"""
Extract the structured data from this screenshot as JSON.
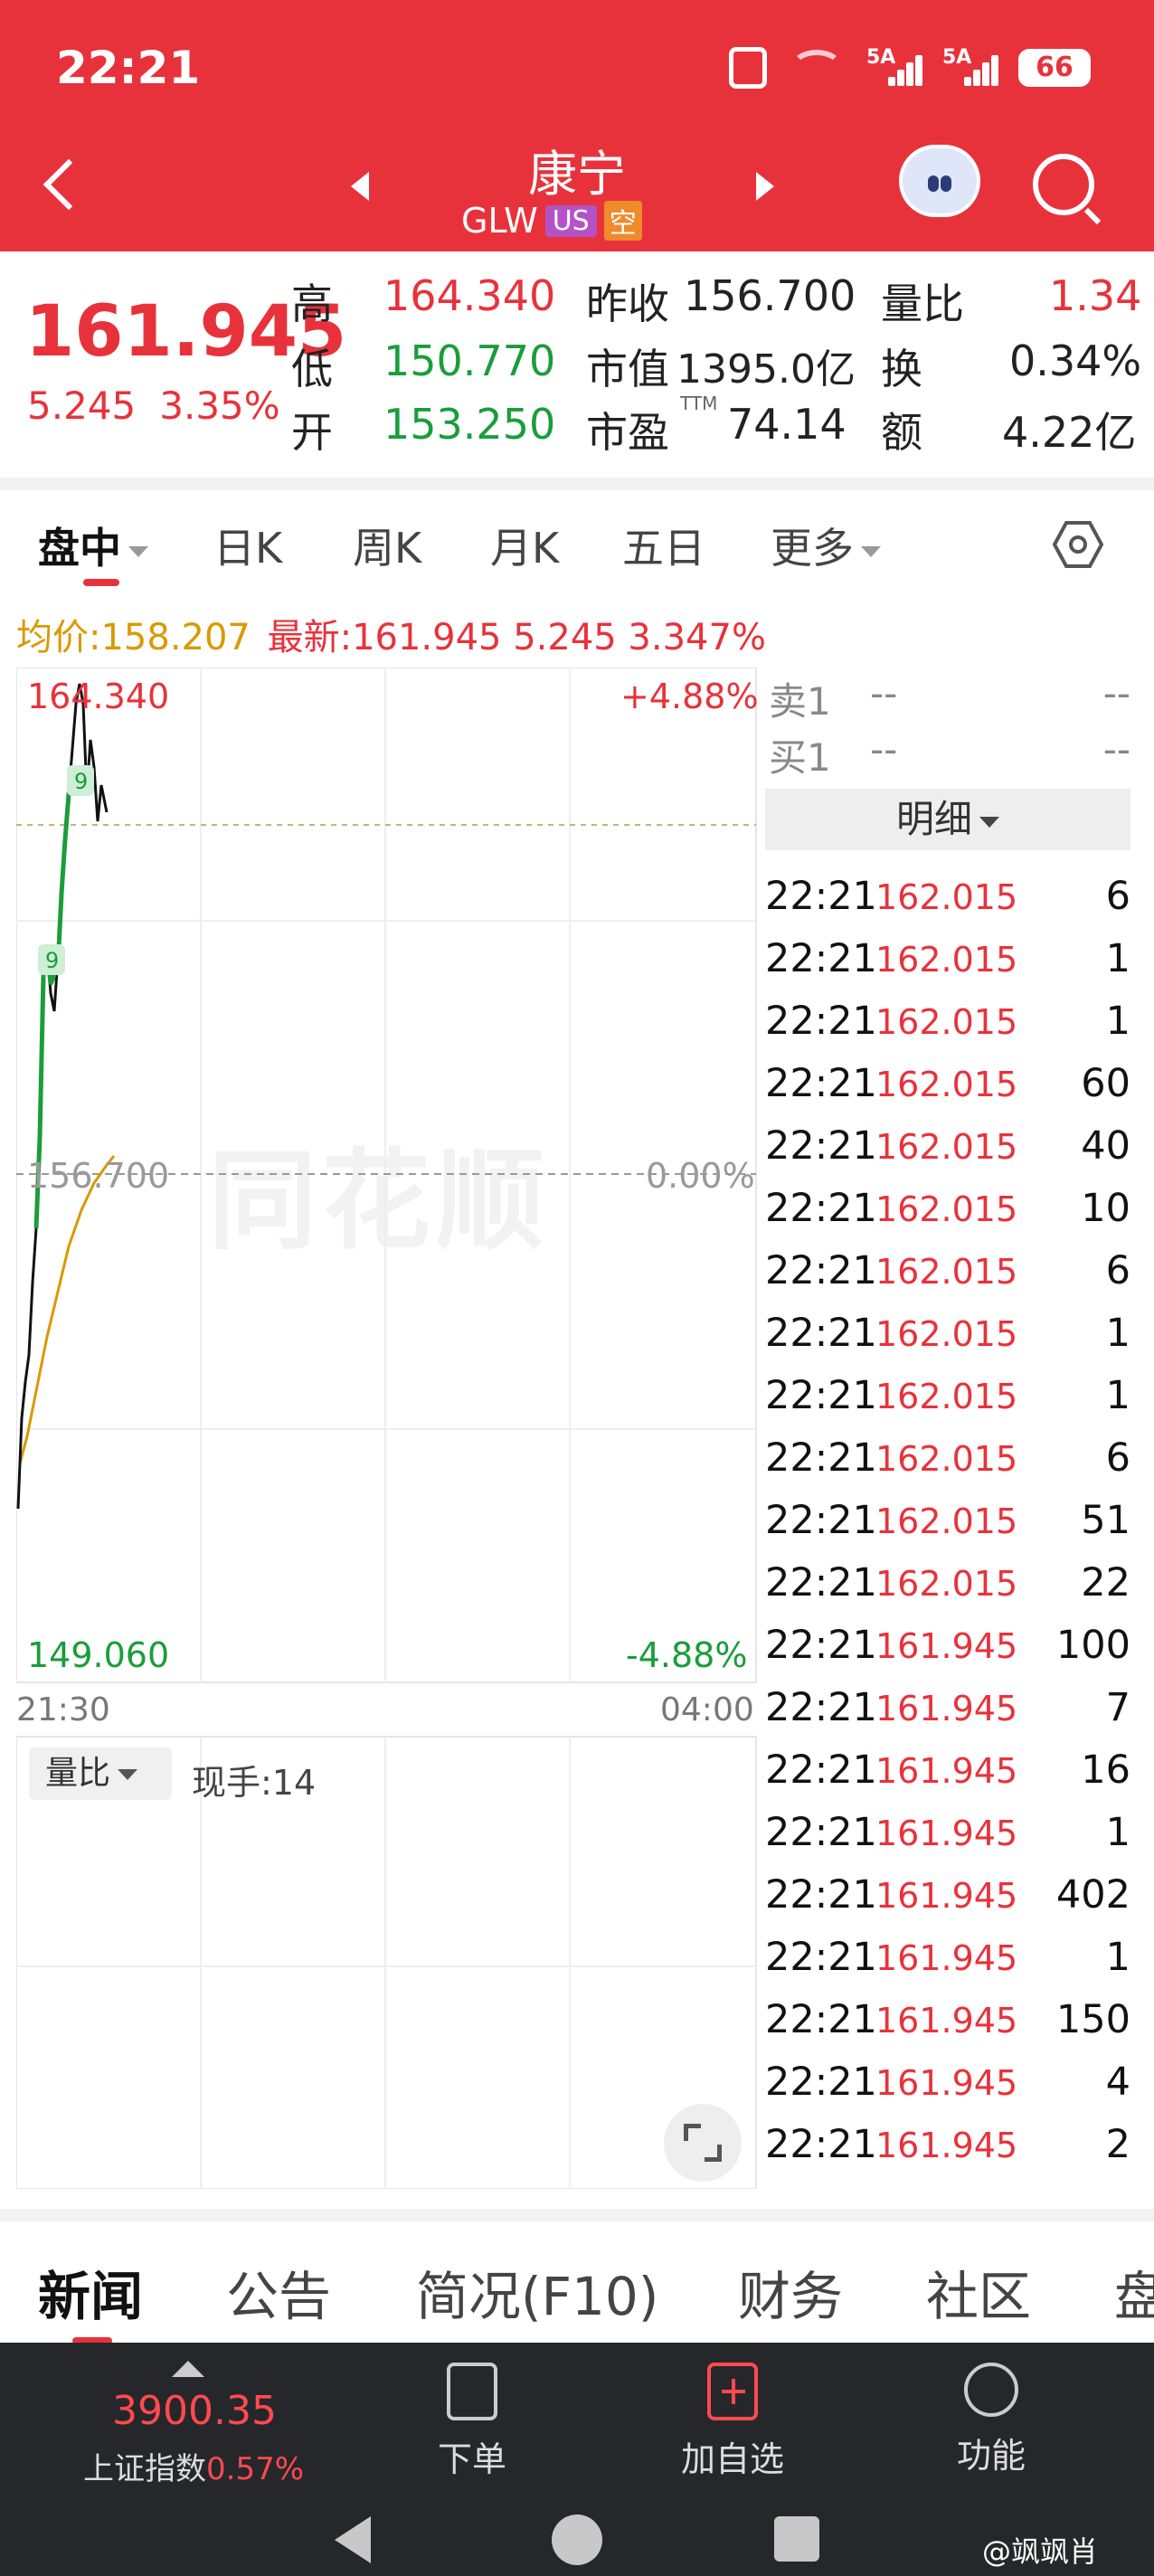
{
  "status_bar": {
    "time": "22:21",
    "battery": "66",
    "net1": "5A",
    "net2": "5A"
  },
  "header": {
    "stock_name": "康宁",
    "ticker": "GLW",
    "badge_us": "US",
    "badge_short": "空"
  },
  "quote": {
    "price": "161.945",
    "change": "5.245",
    "change_pct": "3.35%",
    "high_label": "高",
    "high": "164.340",
    "low_label": "低",
    "low": "150.770",
    "open_label": "开",
    "open": "153.250",
    "prev_close_label": "昨收",
    "prev_close": "156.700",
    "mcap_label": "市值",
    "mcap": "1395.0亿",
    "pe_label": "市盈",
    "pe_sup": "TTM",
    "pe": "74.14",
    "vol_ratio_label": "量比",
    "vol_ratio": "1.34",
    "turnover_label": "换",
    "turnover": "0.34%",
    "amount_label": "额",
    "amount": "4.22亿"
  },
  "chart_tabs": [
    "盘中",
    "日K",
    "周K",
    "月K",
    "五日",
    "更多"
  ],
  "avg_line": {
    "avg": "均价:158.207",
    "latest": "最新:161.945 5.245 3.347%"
  },
  "chart": {
    "y_top": "164.340",
    "y_mid": "156.700",
    "y_bot": "149.060",
    "pct_top": "+4.88%",
    "pct_mid": "0.00%",
    "pct_bot": "-4.88%",
    "t_start": "21:30",
    "t_end": "04:00",
    "marker": "9",
    "watermark": "同花顺"
  },
  "volume": {
    "chip": "量比",
    "hand": "现手:14"
  },
  "order_book": [
    {
      "label": "卖1",
      "price": "--",
      "vol": "--"
    },
    {
      "label": "买1",
      "price": "--",
      "vol": "--"
    }
  ],
  "detail_label": "明细",
  "trades": [
    {
      "t": "22:21",
      "p": "162.015",
      "v": "6"
    },
    {
      "t": "22:21",
      "p": "162.015",
      "v": "1"
    },
    {
      "t": "22:21",
      "p": "162.015",
      "v": "1"
    },
    {
      "t": "22:21",
      "p": "162.015",
      "v": "60"
    },
    {
      "t": "22:21",
      "p": "162.015",
      "v": "40"
    },
    {
      "t": "22:21",
      "p": "162.015",
      "v": "10"
    },
    {
      "t": "22:21",
      "p": "162.015",
      "v": "6"
    },
    {
      "t": "22:21",
      "p": "162.015",
      "v": "1"
    },
    {
      "t": "22:21",
      "p": "162.015",
      "v": "1"
    },
    {
      "t": "22:21",
      "p": "162.015",
      "v": "6"
    },
    {
      "t": "22:21",
      "p": "162.015",
      "v": "51"
    },
    {
      "t": "22:21",
      "p": "162.015",
      "v": "22"
    },
    {
      "t": "22:21",
      "p": "161.945",
      "v": "100"
    },
    {
      "t": "22:21",
      "p": "161.945",
      "v": "7"
    },
    {
      "t": "22:21",
      "p": "161.945",
      "v": "16"
    },
    {
      "t": "22:21",
      "p": "161.945",
      "v": "1"
    },
    {
      "t": "22:21",
      "p": "161.945",
      "v": "402"
    },
    {
      "t": "22:21",
      "p": "161.945",
      "v": "1"
    },
    {
      "t": "22:21",
      "p": "161.945",
      "v": "150"
    },
    {
      "t": "22:21",
      "p": "161.945",
      "v": "4"
    },
    {
      "t": "22:21",
      "p": "161.945",
      "v": "2"
    }
  ],
  "bottom_tabs": [
    "新闻",
    "公告",
    "简况(F10)",
    "财务",
    "社区",
    "盘"
  ],
  "dock": {
    "index_value": "3900.35",
    "index_name": "上证指数",
    "index_pct": "0.57%",
    "order": "下单",
    "add_watch": "加自选",
    "functions": "功能"
  },
  "watermark_user": "@飒飒肖",
  "colors": {
    "brand": "#e8323b",
    "up": "#e8323b",
    "down": "#1a9d3a",
    "avg": "#d99a00"
  }
}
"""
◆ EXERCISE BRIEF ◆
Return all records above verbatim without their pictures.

◆ TASK OUTPUT ◆
Extract the structured data from this screenshot as JSON.
{
  "status_bar": {
    "time": "22:21",
    "battery": "66",
    "net1": "5A",
    "net2": "5A"
  },
  "header": {
    "stock_name": "康宁",
    "ticker": "GLW",
    "badge_us": "US",
    "badge_short": "空"
  },
  "quote": {
    "price": "161.945",
    "change": "5.245",
    "change_pct": "3.35%",
    "high_label": "高",
    "high": "164.340",
    "low_label": "低",
    "low": "150.770",
    "open_label": "开",
    "open": "153.250",
    "prev_close_label": "昨收",
    "prev_close": "156.700",
    "mcap_label": "市值",
    "mcap": "1395.0亿",
    "pe_label": "市盈",
    "pe_sup": "TTM",
    "pe": "74.14",
    "vol_ratio_label": "量比",
    "vol_ratio": "1.34",
    "turnover_label": "换",
    "turnover": "0.34%",
    "amount_label": "额",
    "amount": "4.22亿"
  },
  "chart_tabs": [
    "盘中",
    "日K",
    "周K",
    "月K",
    "五日",
    "更多"
  ],
  "avg_line": {
    "avg": "均价:158.207",
    "latest": "最新:161.945 5.245 3.347%"
  },
  "chart": {
    "y_top": "164.340",
    "y_mid": "156.700",
    "y_bot": "149.060",
    "pct_top": "+4.88%",
    "pct_mid": "0.00%",
    "pct_bot": "-4.88%",
    "t_start": "21:30",
    "t_end": "04:00",
    "marker": "9",
    "watermark": "同花顺"
  },
  "volume": {
    "chip": "量比",
    "hand": "现手:14"
  },
  "order_book": [
    {
      "label": "卖1",
      "price": "--",
      "vol": "--"
    },
    {
      "label": "买1",
      "price": "--",
      "vol": "--"
    }
  ],
  "detail_label": "明细",
  "trades": [
    {
      "t": "22:21",
      "p": "162.015",
      "v": "6"
    },
    {
      "t": "22:21",
      "p": "162.015",
      "v": "1"
    },
    {
      "t": "22:21",
      "p": "162.015",
      "v": "1"
    },
    {
      "t": "22:21",
      "p": "162.015",
      "v": "60"
    },
    {
      "t": "22:21",
      "p": "162.015",
      "v": "40"
    },
    {
      "t": "22:21",
      "p": "162.015",
      "v": "10"
    },
    {
      "t": "22:21",
      "p": "162.015",
      "v": "6"
    },
    {
      "t": "22:21",
      "p": "162.015",
      "v": "1"
    },
    {
      "t": "22:21",
      "p": "162.015",
      "v": "1"
    },
    {
      "t": "22:21",
      "p": "162.015",
      "v": "6"
    },
    {
      "t": "22:21",
      "p": "162.015",
      "v": "51"
    },
    {
      "t": "22:21",
      "p": "162.015",
      "v": "22"
    },
    {
      "t": "22:21",
      "p": "161.945",
      "v": "100"
    },
    {
      "t": "22:21",
      "p": "161.945",
      "v": "7"
    },
    {
      "t": "22:21",
      "p": "161.945",
      "v": "16"
    },
    {
      "t": "22:21",
      "p": "161.945",
      "v": "1"
    },
    {
      "t": "22:21",
      "p": "161.945",
      "v": "402"
    },
    {
      "t": "22:21",
      "p": "161.945",
      "v": "1"
    },
    {
      "t": "22:21",
      "p": "161.945",
      "v": "150"
    },
    {
      "t": "22:21",
      "p": "161.945",
      "v": "4"
    },
    {
      "t": "22:21",
      "p": "161.945",
      "v": "2"
    }
  ],
  "bottom_tabs": [
    "新闻",
    "公告",
    "简况(F10)",
    "财务",
    "社区",
    "盘"
  ],
  "dock": {
    "index_value": "3900.35",
    "index_name": "上证指数",
    "index_pct": "0.57%",
    "order": "下单",
    "add_watch": "加自选",
    "functions": "功能"
  },
  "watermark_user": "@飒飒肖",
  "colors": {
    "brand": "#e8323b",
    "up": "#e8323b",
    "down": "#1a9d3a",
    "avg": "#d99a00"
  }
}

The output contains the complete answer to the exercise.